--- Records shown ---

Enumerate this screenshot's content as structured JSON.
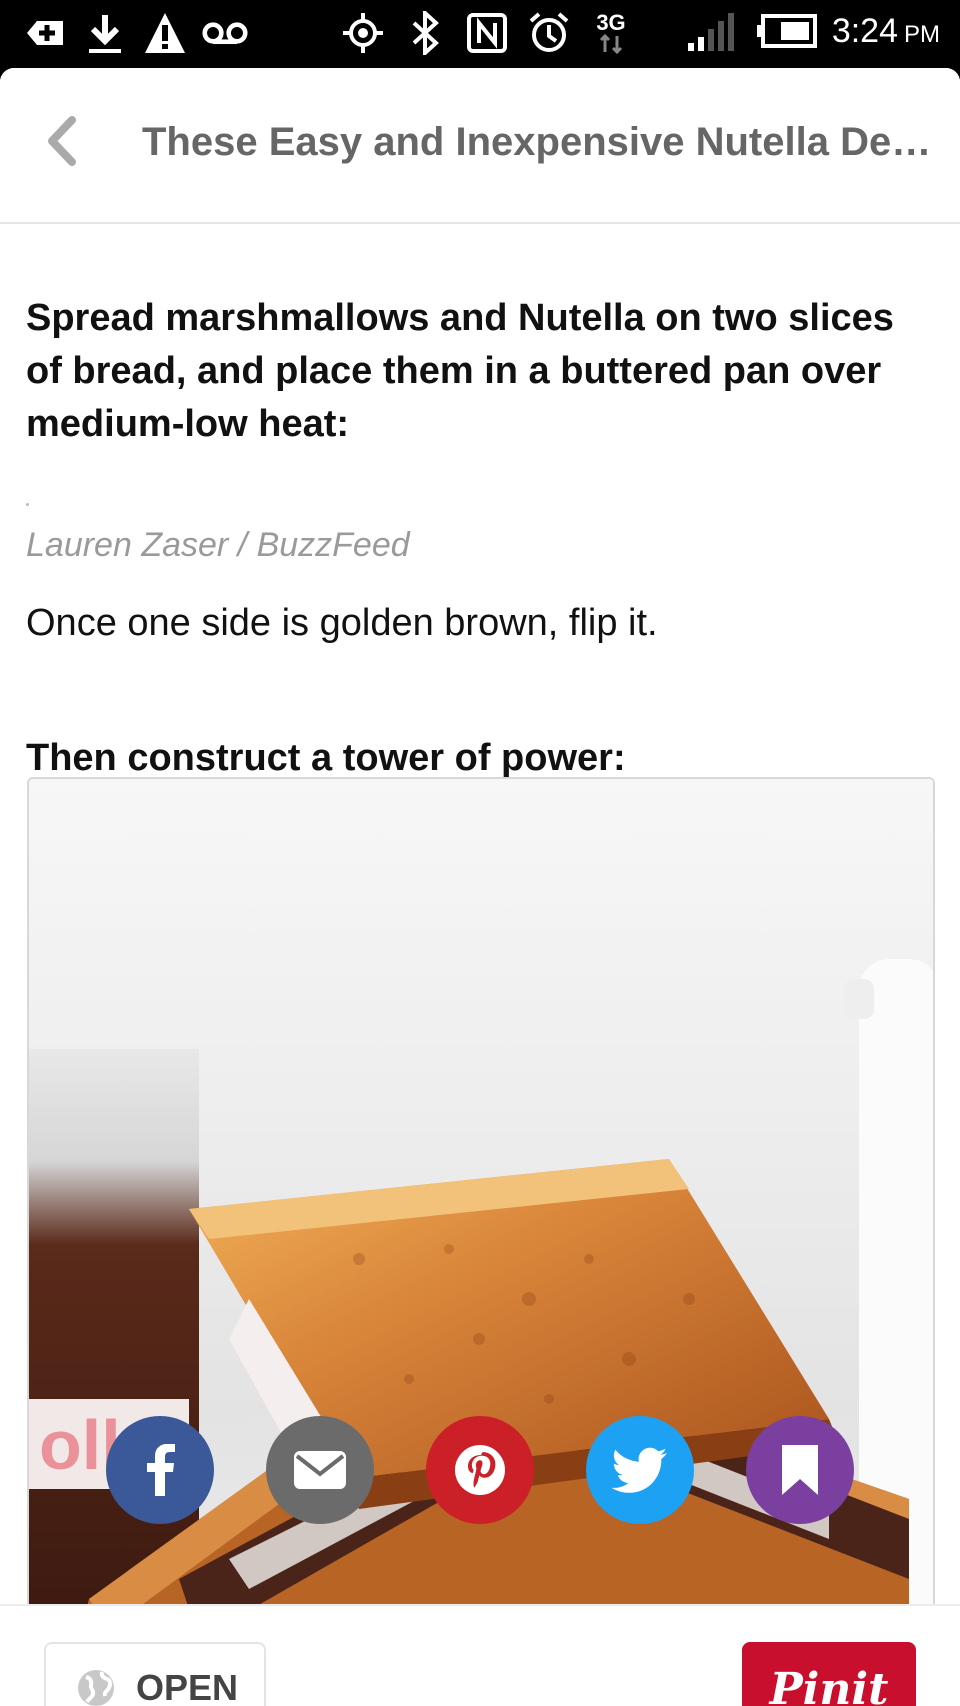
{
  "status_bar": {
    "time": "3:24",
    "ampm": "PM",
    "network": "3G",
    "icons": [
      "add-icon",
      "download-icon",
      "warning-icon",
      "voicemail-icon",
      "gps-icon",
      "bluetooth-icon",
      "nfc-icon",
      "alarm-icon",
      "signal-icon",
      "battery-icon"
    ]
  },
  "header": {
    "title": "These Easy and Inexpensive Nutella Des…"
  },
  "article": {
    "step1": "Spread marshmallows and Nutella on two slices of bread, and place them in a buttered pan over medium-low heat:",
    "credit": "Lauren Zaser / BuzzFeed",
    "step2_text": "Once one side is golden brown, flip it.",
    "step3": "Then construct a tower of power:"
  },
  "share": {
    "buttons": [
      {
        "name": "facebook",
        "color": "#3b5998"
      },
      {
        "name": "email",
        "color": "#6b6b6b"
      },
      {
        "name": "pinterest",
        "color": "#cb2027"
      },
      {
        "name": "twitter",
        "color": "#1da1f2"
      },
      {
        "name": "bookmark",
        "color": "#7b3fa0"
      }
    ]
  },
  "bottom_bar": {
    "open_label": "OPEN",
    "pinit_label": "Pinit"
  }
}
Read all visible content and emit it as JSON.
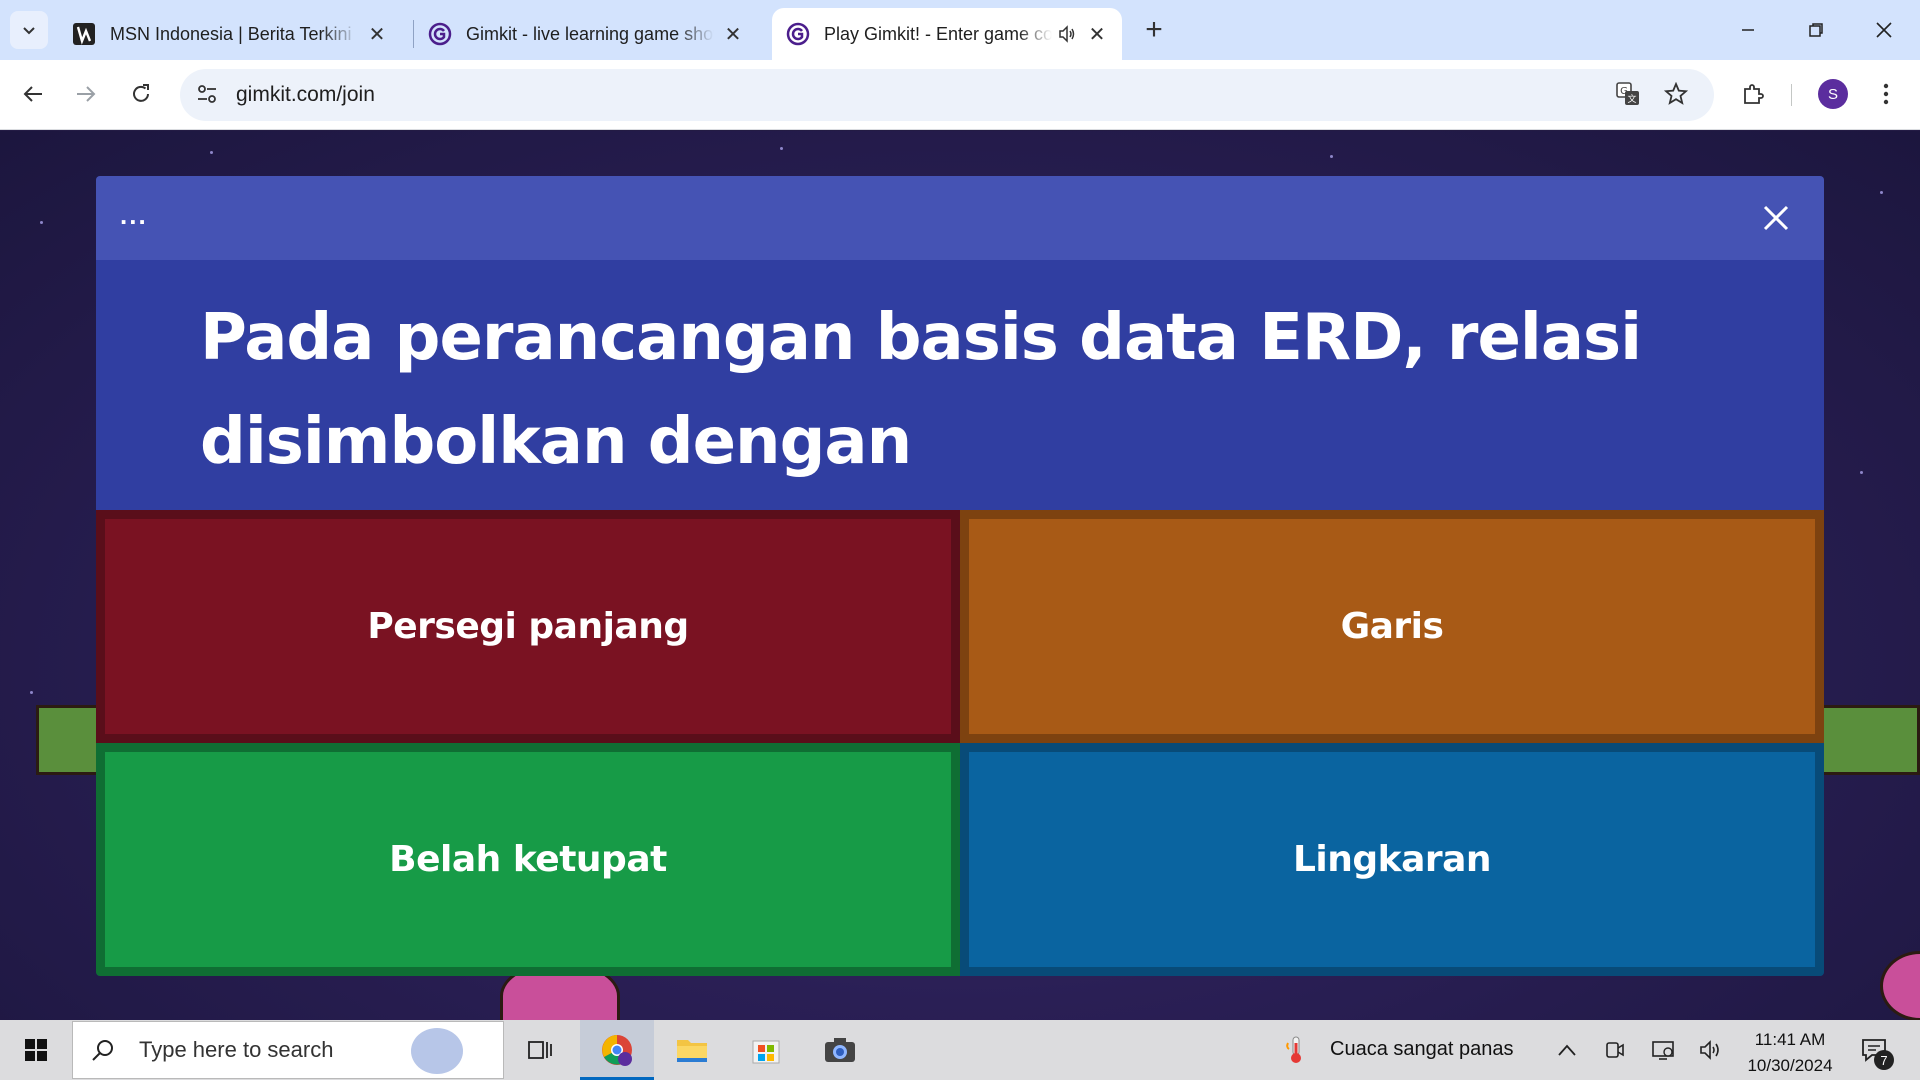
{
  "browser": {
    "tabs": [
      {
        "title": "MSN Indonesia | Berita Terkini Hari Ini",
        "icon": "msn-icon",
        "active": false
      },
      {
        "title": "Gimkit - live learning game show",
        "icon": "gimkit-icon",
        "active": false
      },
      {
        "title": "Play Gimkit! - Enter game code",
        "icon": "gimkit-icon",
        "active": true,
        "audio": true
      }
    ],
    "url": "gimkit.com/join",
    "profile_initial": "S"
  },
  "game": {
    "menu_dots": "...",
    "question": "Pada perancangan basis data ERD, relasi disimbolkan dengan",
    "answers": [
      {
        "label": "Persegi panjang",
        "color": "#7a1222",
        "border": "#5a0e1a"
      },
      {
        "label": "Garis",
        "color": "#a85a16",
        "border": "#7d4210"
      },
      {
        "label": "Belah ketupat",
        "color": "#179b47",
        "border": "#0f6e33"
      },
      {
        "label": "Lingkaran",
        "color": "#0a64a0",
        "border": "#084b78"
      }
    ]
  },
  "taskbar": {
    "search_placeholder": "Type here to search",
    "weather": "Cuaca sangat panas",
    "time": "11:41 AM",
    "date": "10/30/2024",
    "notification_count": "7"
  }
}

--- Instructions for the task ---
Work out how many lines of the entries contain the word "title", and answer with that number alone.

--- Solution to this exercise ---
4